Missing, But Not Forgotten:
For many years Native Americans have been going missing and that information is not being shared as widely as their white counterparts. More than 4,200 Native Americans have gone missing in the United States and have never been found, and some of these cases have even been closed. Why is it that no one is speaking up about the thousands of Native Americans who are still missing today? In this section we will be sharing some of the individuals who are still missing and discussing what you can do to help.
Ashley Loring Heavyrunner is a 26 year-old female who went missing when she was 21. She was last seen on June 13, 2017 on the Blackfeet Indian Reservation in Montana. She specifically lived in Browning, Montana. She has dark hair, is 5’2, about 90 lbs, and she has a check mark scar on her hand.
Arden Pepion was 3 years old when she went missing and is now 4. She was last seen on April 22, 2021 on the Blackfeet Indian Reservation in Montana. She also lived in Browning, Montana just like Ashley. She had brown hair and eyes, at the time was 3’ and weighed 31lbs. Both of these people went missing just 4 years within each other in the exact same area.
Mildred Flett has been missing since June 8, 2010. At that time she was 51 years old, last seen in Winnipeg, Manitoba. She is from the Tataskweyak Cree Nation there. There was difficulty with getting the police’s attention at the beginning, but in the end a cash reward of at least $4,000 was used to try to get information on Flett.

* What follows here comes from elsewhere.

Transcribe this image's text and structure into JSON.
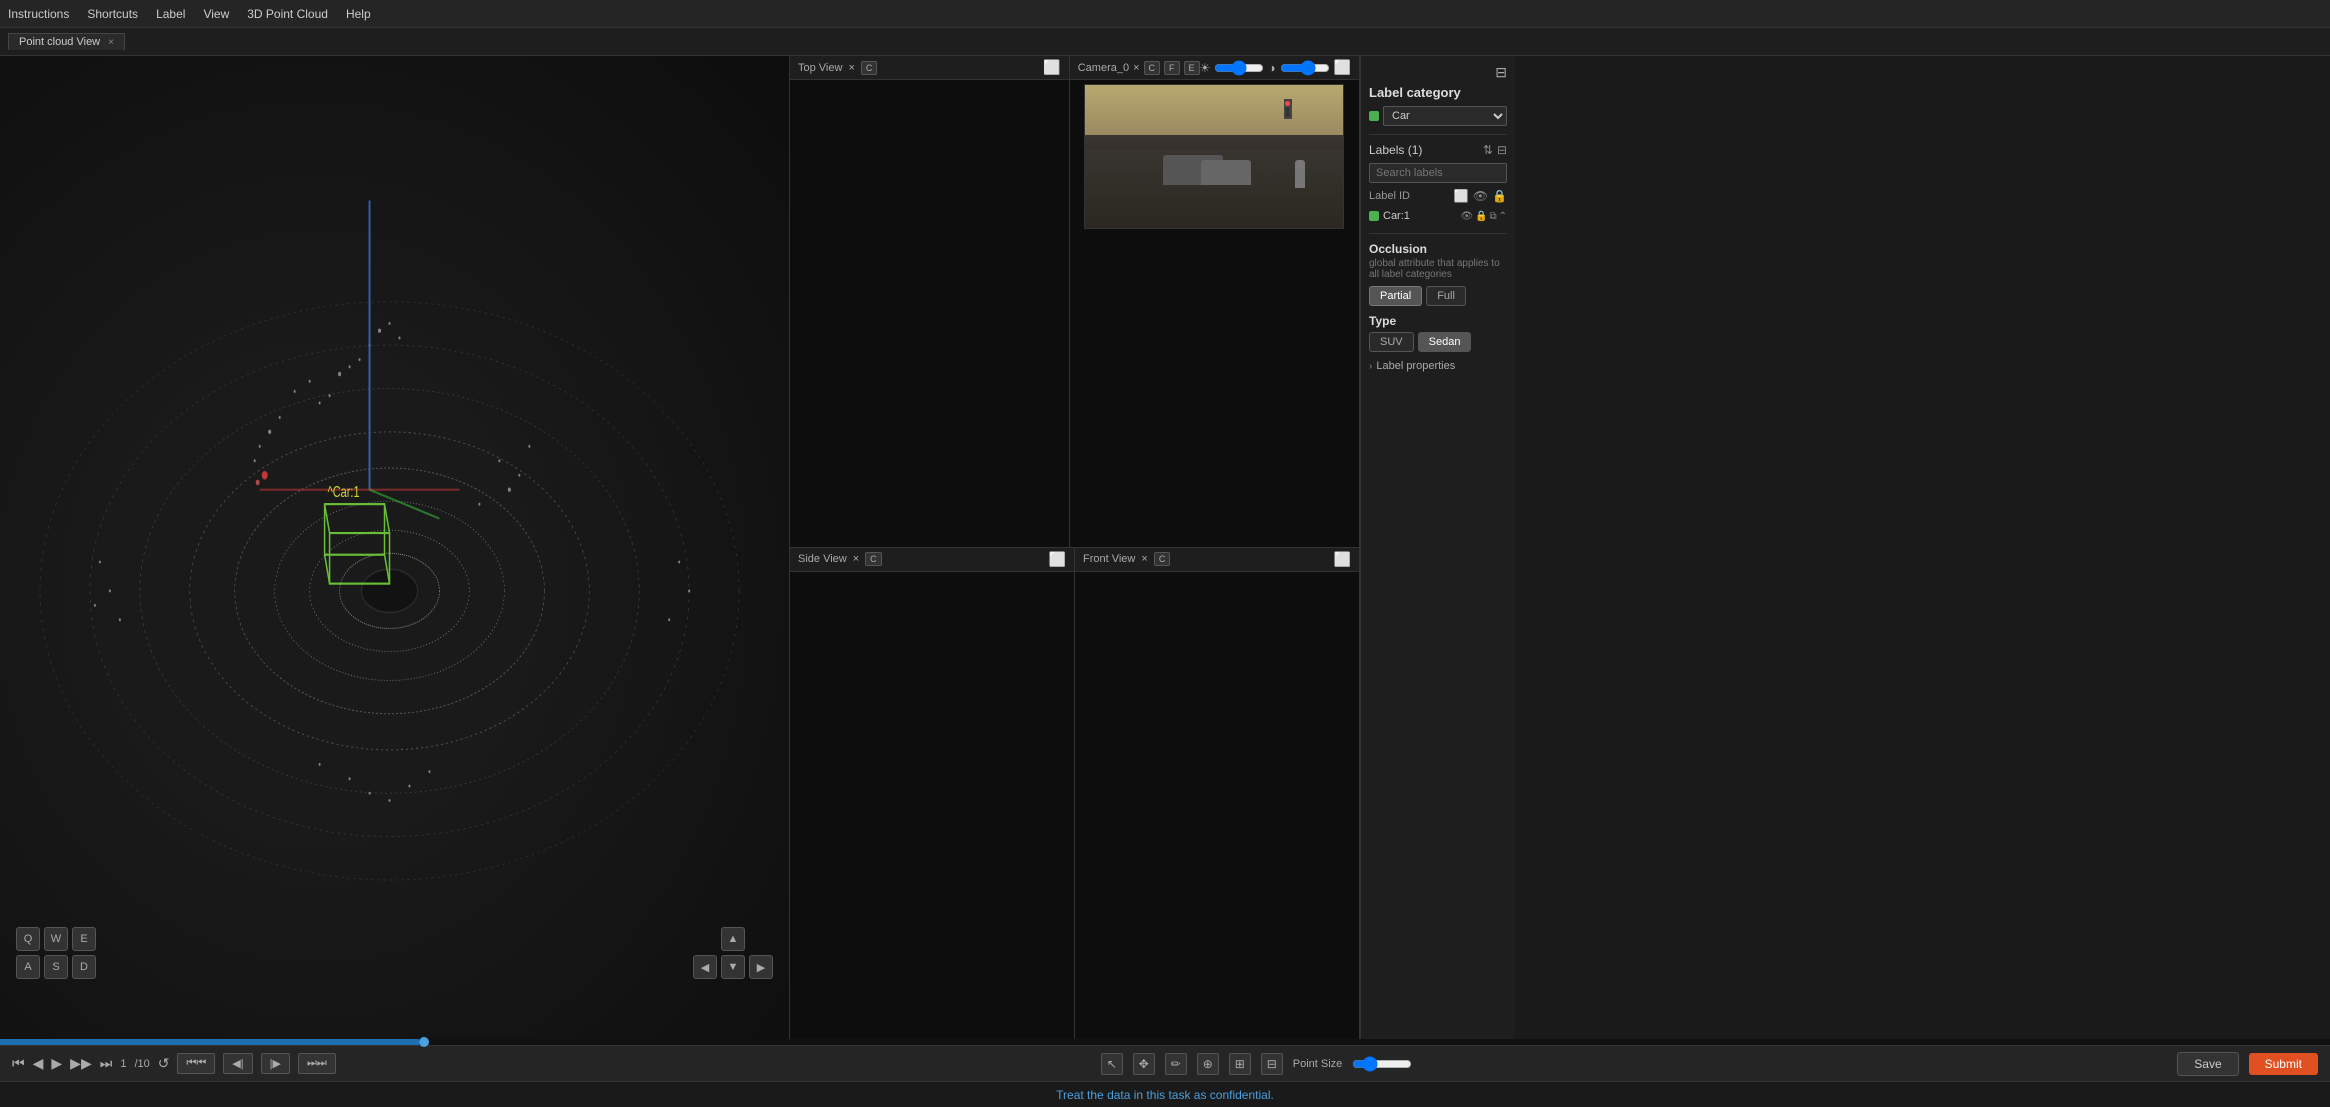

Danita Faith Bigeagle has been missing since February 11, 2007. She was 22 years old, last seen in Regina, Saskatchewan. She was a mother of two, Cassidy and Talon. Talon was only nine months old when she went missing. With no new leads, the case is now classified as a cold case. Both of these families felt like the help they got was lacking and hoped that there would be more outreach and assistance with the missing and murdered Indigenous women and girls.
What You Can Do Now:
- The first step is to get informed! Make sure to listen to Indigenous voices that are spreading awareness about their culture, educating others, or asking for help. Listening to and believing survivors that speak up is the first step to breaking a cycle of abuse. It is important to provide a safe space that is free from judgment or victim blaming.
- Inform others on what is happening! A key step in education and awareness about Native American history and current events is having conversations about the issues racial stereotypes and gender roles create. Teaching people from a young age to challenge traditional gender roles and speak out against racism will raise young advocates, slowly creating a better future for all.
- Fund organizations and sign petitions! If possible, donate to organizations that fund ending violence against Indigenous women, help survivors, and are fighting to end current issues happening in the Indigenous community. Organizations you can support: https://www.niwrc.org/donate, https://www.naha-inc.org/, https://www.nicwa.org/
Links for petitions:
Links for organizations: